> [WORK REQUIRED]: List each line of the data that holds the string "wishes".

══ DATA TO USE

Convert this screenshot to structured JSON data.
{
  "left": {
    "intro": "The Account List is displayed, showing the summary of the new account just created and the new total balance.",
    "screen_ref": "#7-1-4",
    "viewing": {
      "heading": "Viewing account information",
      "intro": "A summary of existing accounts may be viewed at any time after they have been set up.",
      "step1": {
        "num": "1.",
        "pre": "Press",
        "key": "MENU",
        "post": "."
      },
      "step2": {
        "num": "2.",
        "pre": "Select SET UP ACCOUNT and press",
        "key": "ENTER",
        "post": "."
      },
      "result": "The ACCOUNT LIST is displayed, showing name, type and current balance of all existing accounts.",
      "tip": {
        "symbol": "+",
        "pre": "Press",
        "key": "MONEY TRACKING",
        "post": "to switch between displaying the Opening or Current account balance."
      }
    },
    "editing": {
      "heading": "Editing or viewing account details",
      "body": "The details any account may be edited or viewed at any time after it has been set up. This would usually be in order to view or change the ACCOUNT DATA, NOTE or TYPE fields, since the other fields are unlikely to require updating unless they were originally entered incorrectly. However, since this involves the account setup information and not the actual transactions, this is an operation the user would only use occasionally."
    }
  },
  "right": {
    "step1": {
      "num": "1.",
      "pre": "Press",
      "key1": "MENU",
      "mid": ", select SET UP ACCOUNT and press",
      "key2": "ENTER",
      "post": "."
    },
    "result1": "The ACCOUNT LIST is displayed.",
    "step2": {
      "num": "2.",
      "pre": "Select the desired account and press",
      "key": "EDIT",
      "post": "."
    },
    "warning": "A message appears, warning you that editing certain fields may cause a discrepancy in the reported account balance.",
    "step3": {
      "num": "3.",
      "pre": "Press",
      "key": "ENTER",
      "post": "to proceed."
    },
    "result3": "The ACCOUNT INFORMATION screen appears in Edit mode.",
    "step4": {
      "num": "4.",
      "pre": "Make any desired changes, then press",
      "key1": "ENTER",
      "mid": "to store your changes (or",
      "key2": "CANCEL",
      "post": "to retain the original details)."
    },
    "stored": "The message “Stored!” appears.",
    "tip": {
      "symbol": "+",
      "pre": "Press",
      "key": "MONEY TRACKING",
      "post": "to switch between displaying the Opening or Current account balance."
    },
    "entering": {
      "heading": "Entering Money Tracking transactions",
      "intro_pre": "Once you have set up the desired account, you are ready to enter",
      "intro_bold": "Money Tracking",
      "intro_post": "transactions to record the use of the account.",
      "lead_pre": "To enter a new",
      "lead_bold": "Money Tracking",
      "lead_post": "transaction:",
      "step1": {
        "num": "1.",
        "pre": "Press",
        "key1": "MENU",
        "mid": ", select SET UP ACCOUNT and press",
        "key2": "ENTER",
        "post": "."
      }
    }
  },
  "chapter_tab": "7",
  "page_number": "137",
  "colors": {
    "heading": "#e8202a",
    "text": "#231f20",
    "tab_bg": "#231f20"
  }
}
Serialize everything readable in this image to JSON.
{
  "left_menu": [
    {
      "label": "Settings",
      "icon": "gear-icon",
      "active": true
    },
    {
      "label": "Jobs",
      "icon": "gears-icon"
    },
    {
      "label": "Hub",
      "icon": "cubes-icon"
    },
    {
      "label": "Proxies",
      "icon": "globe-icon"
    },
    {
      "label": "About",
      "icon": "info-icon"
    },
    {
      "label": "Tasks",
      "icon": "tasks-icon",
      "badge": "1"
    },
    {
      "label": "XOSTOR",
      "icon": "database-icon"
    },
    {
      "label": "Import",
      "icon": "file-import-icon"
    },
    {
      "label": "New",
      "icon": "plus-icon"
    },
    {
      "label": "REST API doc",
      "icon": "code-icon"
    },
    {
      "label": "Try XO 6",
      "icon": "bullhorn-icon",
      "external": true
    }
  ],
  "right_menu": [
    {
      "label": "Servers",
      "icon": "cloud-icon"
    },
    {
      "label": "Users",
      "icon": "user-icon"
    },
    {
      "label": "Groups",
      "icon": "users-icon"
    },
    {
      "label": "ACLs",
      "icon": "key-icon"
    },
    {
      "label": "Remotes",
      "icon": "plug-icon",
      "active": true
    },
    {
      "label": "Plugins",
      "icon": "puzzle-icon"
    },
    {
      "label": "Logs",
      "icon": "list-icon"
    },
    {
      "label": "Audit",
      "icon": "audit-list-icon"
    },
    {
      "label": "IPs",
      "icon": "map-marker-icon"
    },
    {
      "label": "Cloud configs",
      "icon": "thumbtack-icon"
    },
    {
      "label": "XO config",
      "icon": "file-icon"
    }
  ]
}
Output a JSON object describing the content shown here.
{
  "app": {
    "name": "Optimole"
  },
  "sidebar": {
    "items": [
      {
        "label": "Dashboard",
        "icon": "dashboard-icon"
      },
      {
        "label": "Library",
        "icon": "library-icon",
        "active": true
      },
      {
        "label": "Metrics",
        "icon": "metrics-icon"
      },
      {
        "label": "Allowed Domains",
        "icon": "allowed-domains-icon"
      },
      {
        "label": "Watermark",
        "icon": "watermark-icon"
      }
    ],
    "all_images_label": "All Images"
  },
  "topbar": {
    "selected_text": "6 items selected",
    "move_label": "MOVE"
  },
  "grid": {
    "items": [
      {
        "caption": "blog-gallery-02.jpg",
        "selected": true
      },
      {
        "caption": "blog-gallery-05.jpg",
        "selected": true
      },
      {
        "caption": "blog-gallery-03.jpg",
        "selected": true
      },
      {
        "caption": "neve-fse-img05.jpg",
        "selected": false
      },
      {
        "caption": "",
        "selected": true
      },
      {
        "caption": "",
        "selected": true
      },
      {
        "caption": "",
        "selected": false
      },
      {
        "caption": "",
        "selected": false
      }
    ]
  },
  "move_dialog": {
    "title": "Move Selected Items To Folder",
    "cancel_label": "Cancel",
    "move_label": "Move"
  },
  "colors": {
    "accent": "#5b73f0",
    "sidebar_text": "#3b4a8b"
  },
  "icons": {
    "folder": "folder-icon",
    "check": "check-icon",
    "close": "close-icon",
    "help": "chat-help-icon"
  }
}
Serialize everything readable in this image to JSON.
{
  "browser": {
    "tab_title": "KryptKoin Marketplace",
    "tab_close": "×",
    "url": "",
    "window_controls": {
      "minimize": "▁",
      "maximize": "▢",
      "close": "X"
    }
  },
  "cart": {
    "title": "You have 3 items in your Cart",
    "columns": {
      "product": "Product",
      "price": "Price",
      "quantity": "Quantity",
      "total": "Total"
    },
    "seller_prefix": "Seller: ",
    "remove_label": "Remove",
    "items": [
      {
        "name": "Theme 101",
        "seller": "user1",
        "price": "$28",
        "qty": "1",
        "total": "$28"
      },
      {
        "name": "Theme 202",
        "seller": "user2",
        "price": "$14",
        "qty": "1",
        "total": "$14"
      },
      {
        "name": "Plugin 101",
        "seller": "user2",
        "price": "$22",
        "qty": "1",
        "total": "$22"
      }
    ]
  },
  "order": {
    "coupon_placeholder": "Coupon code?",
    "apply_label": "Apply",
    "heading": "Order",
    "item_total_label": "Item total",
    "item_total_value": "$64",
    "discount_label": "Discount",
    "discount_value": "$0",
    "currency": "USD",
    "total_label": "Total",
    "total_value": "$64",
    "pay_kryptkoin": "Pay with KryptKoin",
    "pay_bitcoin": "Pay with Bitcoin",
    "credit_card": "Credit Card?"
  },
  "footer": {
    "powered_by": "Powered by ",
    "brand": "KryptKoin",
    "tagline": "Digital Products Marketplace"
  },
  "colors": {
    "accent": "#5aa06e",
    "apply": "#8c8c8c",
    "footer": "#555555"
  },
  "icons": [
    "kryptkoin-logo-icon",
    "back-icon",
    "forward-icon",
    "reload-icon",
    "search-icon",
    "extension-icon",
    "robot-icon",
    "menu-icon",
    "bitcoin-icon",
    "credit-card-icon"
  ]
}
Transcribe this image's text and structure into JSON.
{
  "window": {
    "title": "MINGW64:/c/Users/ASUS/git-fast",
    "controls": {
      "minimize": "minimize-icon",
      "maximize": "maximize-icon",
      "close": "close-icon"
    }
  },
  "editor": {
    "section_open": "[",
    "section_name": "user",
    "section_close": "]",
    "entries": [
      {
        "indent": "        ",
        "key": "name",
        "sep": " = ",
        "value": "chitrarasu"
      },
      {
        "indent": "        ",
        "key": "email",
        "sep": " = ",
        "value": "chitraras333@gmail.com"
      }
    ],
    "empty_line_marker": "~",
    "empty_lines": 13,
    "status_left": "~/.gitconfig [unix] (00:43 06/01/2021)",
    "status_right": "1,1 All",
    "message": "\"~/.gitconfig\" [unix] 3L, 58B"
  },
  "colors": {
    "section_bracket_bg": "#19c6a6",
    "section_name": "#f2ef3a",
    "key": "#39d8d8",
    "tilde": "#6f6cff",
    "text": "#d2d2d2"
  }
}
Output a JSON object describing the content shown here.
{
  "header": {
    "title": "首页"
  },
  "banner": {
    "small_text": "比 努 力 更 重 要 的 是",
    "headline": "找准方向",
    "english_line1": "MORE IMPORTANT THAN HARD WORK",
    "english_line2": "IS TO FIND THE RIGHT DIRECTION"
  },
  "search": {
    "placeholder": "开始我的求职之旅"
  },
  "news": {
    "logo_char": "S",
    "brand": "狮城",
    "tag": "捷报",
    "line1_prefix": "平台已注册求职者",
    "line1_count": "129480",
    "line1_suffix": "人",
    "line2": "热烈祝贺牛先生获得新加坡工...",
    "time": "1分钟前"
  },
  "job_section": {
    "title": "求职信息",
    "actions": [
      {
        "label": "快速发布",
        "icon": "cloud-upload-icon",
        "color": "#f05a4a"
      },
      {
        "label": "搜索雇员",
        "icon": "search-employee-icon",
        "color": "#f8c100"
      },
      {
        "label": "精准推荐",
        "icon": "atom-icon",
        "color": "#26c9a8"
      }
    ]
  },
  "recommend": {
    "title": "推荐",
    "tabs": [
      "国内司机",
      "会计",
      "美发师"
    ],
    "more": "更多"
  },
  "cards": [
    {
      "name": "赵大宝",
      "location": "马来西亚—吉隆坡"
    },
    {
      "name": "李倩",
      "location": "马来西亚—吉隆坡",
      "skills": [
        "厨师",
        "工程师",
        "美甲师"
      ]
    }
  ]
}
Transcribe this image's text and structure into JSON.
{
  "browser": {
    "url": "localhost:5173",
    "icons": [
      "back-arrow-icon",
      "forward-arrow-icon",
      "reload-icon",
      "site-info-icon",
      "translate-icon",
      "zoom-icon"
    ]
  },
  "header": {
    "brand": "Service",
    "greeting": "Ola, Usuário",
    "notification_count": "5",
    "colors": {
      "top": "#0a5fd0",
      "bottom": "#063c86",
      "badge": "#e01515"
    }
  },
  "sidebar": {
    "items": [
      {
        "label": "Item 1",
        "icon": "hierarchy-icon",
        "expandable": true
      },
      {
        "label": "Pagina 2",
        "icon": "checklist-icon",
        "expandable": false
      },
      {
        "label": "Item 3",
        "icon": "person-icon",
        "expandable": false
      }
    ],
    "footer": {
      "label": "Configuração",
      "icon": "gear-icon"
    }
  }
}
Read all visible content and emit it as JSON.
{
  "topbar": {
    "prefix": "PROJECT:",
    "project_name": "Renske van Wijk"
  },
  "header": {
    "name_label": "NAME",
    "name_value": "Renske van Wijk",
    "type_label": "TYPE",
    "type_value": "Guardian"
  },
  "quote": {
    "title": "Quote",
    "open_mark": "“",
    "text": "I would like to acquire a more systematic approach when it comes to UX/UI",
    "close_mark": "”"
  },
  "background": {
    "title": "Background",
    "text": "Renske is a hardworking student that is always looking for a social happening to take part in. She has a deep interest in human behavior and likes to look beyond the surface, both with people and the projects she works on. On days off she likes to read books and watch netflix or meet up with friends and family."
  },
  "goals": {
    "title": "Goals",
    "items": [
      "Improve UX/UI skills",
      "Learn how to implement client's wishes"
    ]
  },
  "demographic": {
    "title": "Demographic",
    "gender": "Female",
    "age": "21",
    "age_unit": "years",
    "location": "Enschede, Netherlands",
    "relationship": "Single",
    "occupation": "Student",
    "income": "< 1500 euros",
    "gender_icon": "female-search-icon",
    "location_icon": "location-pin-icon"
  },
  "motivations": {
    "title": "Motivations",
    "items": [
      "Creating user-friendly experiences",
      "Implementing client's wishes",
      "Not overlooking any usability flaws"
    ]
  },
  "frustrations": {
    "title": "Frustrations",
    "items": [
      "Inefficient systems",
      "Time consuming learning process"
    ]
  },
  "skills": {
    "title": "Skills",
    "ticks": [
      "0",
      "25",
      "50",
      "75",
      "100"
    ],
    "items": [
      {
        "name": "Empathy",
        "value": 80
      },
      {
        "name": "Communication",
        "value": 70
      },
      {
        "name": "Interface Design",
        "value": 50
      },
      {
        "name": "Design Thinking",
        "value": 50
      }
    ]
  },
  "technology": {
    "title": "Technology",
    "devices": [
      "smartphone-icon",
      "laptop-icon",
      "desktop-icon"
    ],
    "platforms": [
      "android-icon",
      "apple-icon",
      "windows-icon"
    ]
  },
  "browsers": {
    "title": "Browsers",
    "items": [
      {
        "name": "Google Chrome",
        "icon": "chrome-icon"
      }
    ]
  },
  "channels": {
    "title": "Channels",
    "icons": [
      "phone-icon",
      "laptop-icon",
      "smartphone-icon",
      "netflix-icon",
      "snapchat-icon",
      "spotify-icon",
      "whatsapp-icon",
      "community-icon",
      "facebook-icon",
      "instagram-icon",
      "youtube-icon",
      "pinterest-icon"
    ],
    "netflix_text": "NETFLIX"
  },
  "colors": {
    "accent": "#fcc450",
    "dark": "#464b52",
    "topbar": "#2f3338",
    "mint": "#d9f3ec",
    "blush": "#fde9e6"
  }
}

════

> [TASK RESPONSE]:
      "Learn how to implement client's wishes"
      "Implementing client's wishes",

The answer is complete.